Your assignment - An exact copy of every entry is the required answer.

Supplied records -
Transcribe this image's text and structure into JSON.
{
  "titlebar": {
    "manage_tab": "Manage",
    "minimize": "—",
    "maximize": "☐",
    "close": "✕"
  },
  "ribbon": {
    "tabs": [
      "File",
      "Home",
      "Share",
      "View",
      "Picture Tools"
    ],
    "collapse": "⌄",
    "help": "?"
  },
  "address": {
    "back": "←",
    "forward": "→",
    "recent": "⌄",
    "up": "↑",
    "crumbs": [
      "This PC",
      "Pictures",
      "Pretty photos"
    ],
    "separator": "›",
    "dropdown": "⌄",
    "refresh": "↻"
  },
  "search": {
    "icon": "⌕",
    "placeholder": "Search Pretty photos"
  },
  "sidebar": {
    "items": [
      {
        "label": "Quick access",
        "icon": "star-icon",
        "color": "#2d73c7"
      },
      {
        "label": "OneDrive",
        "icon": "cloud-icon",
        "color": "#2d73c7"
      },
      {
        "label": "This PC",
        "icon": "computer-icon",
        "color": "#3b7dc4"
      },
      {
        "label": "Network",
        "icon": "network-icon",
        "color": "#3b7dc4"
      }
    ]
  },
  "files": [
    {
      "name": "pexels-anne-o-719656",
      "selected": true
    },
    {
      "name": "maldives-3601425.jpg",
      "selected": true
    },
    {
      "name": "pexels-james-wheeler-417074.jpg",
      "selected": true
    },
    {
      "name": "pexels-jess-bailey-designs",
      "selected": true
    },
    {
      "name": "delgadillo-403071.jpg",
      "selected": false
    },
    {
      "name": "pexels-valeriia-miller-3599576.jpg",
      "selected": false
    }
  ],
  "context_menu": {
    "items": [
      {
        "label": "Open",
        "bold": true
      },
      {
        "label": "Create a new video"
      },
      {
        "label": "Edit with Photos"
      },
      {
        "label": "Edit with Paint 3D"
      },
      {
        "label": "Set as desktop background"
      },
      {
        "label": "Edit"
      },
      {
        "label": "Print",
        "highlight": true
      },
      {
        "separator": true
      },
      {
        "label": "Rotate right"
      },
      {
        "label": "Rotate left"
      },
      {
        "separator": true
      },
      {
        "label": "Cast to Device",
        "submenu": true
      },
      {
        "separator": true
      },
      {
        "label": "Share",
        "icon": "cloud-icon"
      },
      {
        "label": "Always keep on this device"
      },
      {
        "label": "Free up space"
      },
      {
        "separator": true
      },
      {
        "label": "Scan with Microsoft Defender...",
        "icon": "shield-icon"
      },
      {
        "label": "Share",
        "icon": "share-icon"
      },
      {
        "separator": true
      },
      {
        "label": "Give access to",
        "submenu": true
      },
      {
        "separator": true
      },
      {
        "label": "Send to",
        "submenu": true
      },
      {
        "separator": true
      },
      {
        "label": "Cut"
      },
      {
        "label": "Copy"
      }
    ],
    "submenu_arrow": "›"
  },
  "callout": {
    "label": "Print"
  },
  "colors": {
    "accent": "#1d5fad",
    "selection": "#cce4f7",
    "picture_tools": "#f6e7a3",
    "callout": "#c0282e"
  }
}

Written solution -
Transcribe this image's text and structure into JSON.
{
  "titlebar": {
    "manage_tab": "Manage",
    "minimize": "—",
    "maximize": "☐",
    "close": "✕"
  },
  "ribbon": {
    "tabs": [
      "File",
      "Home",
      "Share",
      "View",
      "Picture Tools"
    ],
    "collapse": "⌄",
    "help": "?"
  },
  "address": {
    "back": "←",
    "forward": "→",
    "recent": "⌄",
    "up": "↑",
    "crumbs": [
      "This PC",
      "Pictures",
      "Pretty photos"
    ],
    "separator": "›",
    "dropdown": "⌄",
    "refresh": "↻"
  },
  "search": {
    "icon": "⌕",
    "placeholder": "Search Pretty photos"
  },
  "sidebar": {
    "items": [
      {
        "label": "Quick access",
        "icon": "star-icon",
        "color": "#2d73c7"
      },
      {
        "label": "OneDrive",
        "icon": "cloud-icon",
        "color": "#2d73c7"
      },
      {
        "label": "This PC",
        "icon": "computer-icon",
        "color": "#3b7dc4"
      },
      {
        "label": "Network",
        "icon": "network-icon",
        "color": "#3b7dc4"
      }
    ]
  },
  "files": [
    {
      "name": "pexels-anne-o-719656",
      "selected": true
    },
    {
      "name": "maldives-3601425.jpg",
      "selected": true
    },
    {
      "name": "pexels-james-wheeler-417074.jpg",
      "selected": true
    },
    {
      "name": "pexels-jess-bailey-designs",
      "selected": true
    },
    {
      "name": "delgadillo-403071.jpg",
      "selected": false
    },
    {
      "name": "pexels-valeriia-miller-3599576.jpg",
      "selected": false
    }
  ],
  "context_menu": {
    "items": [
      {
        "label": "Open",
        "bold": true
      },
      {
        "label": "Create a new video"
      },
      {
        "label": "Edit with Photos"
      },
      {
        "label": "Edit with Paint 3D"
      },
      {
        "label": "Set as desktop background"
      },
      {
        "label": "Edit"
      },
      {
        "label": "Print",
        "highlight": true
      },
      {
        "separator": true
      },
      {
        "label": "Rotate right"
      },
      {
        "label": "Rotate left"
      },
      {
        "separator": true
      },
      {
        "label": "Cast to Device",
        "submenu": true
      },
      {
        "separator": true
      },
      {
        "label": "Share",
        "icon": "cloud-icon"
      },
      {
        "label": "Always keep on this device"
      },
      {
        "label": "Free up space"
      },
      {
        "separator": true
      },
      {
        "label": "Scan with Microsoft Defender...",
        "icon": "shield-icon"
      },
      {
        "label": "Share",
        "icon": "share-icon"
      },
      {
        "separator": true
      },
      {
        "label": "Give access to",
        "submenu": true
      },
      {
        "separator": true
      },
      {
        "label": "Send to",
        "submenu": true
      },
      {
        "separator": true
      },
      {
        "label": "Cut"
      },
      {
        "label": "Copy"
      }
    ],
    "submenu_arrow": "›"
  },
  "callout": {
    "label": "Print"
  },
  "colors": {
    "accent": "#1d5fad",
    "selection": "#cce4f7",
    "picture_tools": "#f6e7a3",
    "callout": "#c0282e"
  }
}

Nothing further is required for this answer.